“I called the bank, just out of curiosity and asked why there was such an account,” Loyd said.
According to Loyd, the bank representative said the Peabody ambulance crew had an account in their bank with the county identification number on it.
On March 29, he began doing research on the fund.
He said on April 5 he called the EMS office and asked to speak with JoAnn Knak, director of Marion County emergency Medical Services. He said he was met with resistance by Deanna Olsen, office manager.
“I have been doing this for 18 years,” Loyd said. “I understand people and companies take pride in their bank accounts, but why don’t they want me to look at it?”
Knak agreed last week to gather account information on the six individual crew accounts for Loyd to examine and offer a recommendation.
He said Knak had told him that she had spoken with other directors all over the state, and that similar EMS accounts were run the same way, allowing citizens to make donations to their local crews, with the crews using that money for supplies and equipment.
Loyd, however, said state statutes required any county revenues and expenditures be run through a voucher system.
“Revenues and expenditures need to be accounted for,” he said.
He pointed out area schools made donations to their community’s crew which was on stand-by during football games, and those donations would be considered county revenue and said these donations should be recorded through the county.
“I want to do what is right,” Loyd said.
He also said in some cases, as far as he knew it had not been done, but it was possible that with larger incomes, purchases could be made that might not be approved by a governing body.
Loyd said he wanted to make sure county money is handled properly.
“I in no way wanted to close any operations down,” he said. “But I can’t be responsible for county money that I know nothing about.”
“We did hire you to keep us legal,” said commissioner Howard Collett.
Collett then asked about fire districts and their accounts.
Loyd explained those accounts are set up differently and were overseen by local boards and the county clerk.
Commissioner Bob Hein said he had received calls from concerned citizens about this audit and the individual crew accounts.
Loyd said he will look over the information, complete the audit and have recommendations ready for the commission at a later date.
County Attorney Susan Robson told commissioners a juvenile from Marion County was taken into the Juvenile Detention Center in Junction City and will be held for approximately 20 days, at a cost to the county of $150 per day with a bond set at a high amount.
The juvenile had reportedly made threats at the Centre school system and it was Robson’s decision, based on several different considerations, to have it “better safe than sorry.”
In her monthly report to the commission, Noreen Weems, director of the Marion County Department for Elderly, said the department had received a check from the Nancy H. Reynolds Estate in the amount of $28,714.35, with approximately $1,000 more coming from a federal tax refund.
A meeting to discuss plans for the financial gift is set for Wednesday, May 9 at 2 p.m. at the Marion Senior Center.
Weems told the commission Reynold’s had earned her doctorate degree at the age of 65 and was a professor of sociology and considered Marion Senior Citizens as her “family.”

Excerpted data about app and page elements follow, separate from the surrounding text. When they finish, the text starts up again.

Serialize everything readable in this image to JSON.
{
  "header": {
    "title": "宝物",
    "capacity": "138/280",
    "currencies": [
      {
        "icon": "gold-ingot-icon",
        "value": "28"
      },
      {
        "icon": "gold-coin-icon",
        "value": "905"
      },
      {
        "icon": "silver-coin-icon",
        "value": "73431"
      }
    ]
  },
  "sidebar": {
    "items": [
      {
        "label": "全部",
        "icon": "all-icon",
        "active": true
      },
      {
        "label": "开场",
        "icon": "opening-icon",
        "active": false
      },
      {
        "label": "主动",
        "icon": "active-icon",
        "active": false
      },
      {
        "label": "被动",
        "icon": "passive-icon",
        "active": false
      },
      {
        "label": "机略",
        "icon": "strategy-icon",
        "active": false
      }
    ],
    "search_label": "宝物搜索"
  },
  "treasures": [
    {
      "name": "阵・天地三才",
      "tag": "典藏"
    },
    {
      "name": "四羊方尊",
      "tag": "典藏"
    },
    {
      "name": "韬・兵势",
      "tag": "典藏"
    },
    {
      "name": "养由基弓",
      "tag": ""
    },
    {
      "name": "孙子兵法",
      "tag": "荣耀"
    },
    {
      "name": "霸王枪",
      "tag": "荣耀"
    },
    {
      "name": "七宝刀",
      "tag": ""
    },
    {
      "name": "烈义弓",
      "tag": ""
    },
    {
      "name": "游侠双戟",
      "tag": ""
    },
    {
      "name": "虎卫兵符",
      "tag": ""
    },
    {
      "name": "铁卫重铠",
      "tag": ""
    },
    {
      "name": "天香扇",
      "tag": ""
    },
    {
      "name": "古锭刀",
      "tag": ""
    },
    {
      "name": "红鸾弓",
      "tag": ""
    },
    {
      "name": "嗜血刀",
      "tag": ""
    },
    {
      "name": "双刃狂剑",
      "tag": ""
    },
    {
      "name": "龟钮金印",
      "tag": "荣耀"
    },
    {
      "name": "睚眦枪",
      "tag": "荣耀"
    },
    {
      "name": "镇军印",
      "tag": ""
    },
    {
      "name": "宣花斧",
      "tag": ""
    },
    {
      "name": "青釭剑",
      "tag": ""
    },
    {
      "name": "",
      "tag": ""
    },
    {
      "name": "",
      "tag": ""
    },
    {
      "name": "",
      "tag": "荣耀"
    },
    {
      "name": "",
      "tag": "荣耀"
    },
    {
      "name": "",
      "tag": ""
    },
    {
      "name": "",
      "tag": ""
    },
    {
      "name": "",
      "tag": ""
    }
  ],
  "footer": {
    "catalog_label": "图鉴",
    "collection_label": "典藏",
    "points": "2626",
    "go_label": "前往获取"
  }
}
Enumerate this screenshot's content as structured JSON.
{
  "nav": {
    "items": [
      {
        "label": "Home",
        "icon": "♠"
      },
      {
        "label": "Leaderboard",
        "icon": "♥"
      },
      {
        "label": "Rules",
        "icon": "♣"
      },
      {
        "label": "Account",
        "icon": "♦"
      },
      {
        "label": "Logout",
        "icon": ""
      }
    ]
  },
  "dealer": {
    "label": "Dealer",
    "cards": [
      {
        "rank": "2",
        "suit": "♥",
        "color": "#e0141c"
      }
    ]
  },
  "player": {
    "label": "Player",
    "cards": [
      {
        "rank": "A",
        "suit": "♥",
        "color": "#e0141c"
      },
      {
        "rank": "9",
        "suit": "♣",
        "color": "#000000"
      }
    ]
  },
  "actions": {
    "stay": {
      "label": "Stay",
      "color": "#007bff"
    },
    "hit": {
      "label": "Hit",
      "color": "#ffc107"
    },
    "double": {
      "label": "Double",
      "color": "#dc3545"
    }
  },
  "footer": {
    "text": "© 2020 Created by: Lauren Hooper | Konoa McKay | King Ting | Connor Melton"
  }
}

N.M. Patton of Peabody came to the commission as a member of the Big Brother/Big Sister board to request funds for 2002.
Patton said the organization had had a good start and had received funds from several organizations, but funds would continue to be an issue as the organization grew and reached out to more students.
Patton also reported Kim Jost, director for the program resigned, but they were in the process of reviewing five applications.
“We consider this a set-back,” Patton said. “But we feel strongly we’ll make it work.”
Patton said the program was planning a membership drive this June with memberships available at different prices.
A golf tournament and “Bowl for Kids Sakes” is also being planned for later in the year.
“We will also be asking the cities for funds and will continue to look and apply for grants,” Patton said.